In contemporary feminist theory, the problem of feminine subjectivity persistently appears and reappears as the site that grounds all discussion of feminism. In Feminism and the Abyss of Freedom, Linda M. G. Zerilli argues that the persistence of this subject-centered frame severely limits feminists' capacity to think imaginatively about the central problem of feminist theory and practice: a politics concerned with freedom.
Offering both a discussion of feminism in its postmodern context and a critique of contemporary theory, Zerilli here challenges feminists to move away from a theory-based approach, which focuses on securing or contesting "women" as an analytic category of feminism, to one rooted in political action and judgment. She revisits the democratic problem of exclusion from participation in common affairs and elaborates a freedom-centered feminism as the political practice of beginning anew, world-building, and judging.

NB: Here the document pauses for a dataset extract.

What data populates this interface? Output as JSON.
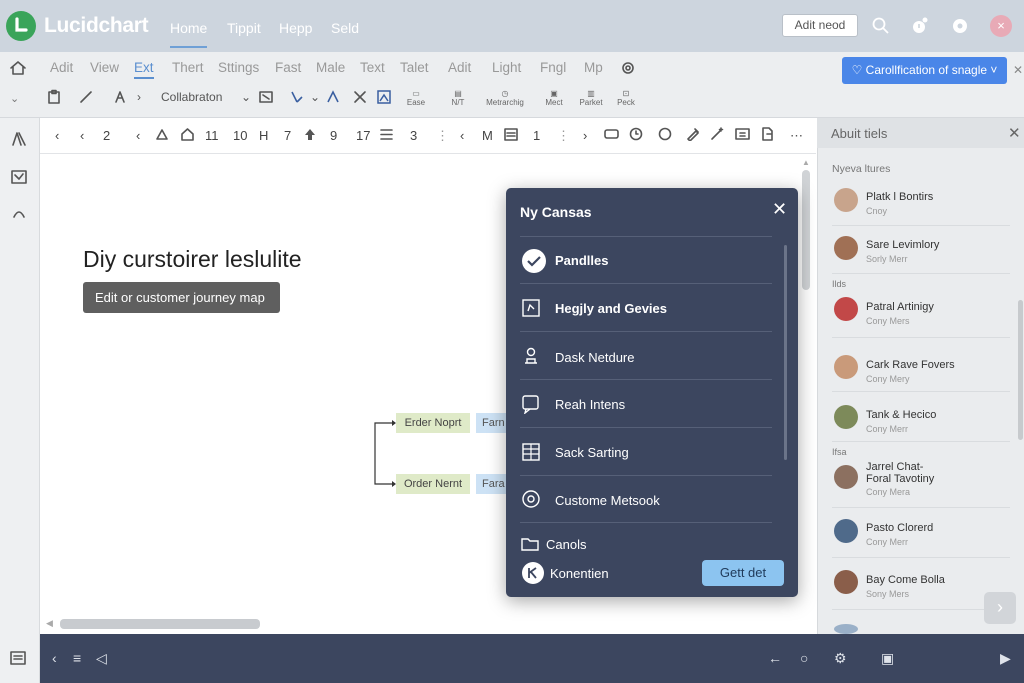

In a series of case studies, Zerilli draws on the political thought of Hannah Arendt to articulate a nonsovereign conception of political freedom and to explore a variety of feminist understandings of freedom in the twentieth century, including ones proposed by Judith Butler, Monique Wittig, and the Milan Women's Bookstore Collective. In so doing, Zerilli hopes to retrieve what Arendt called feminism's lost treasure: the original and radical claim to political freedom.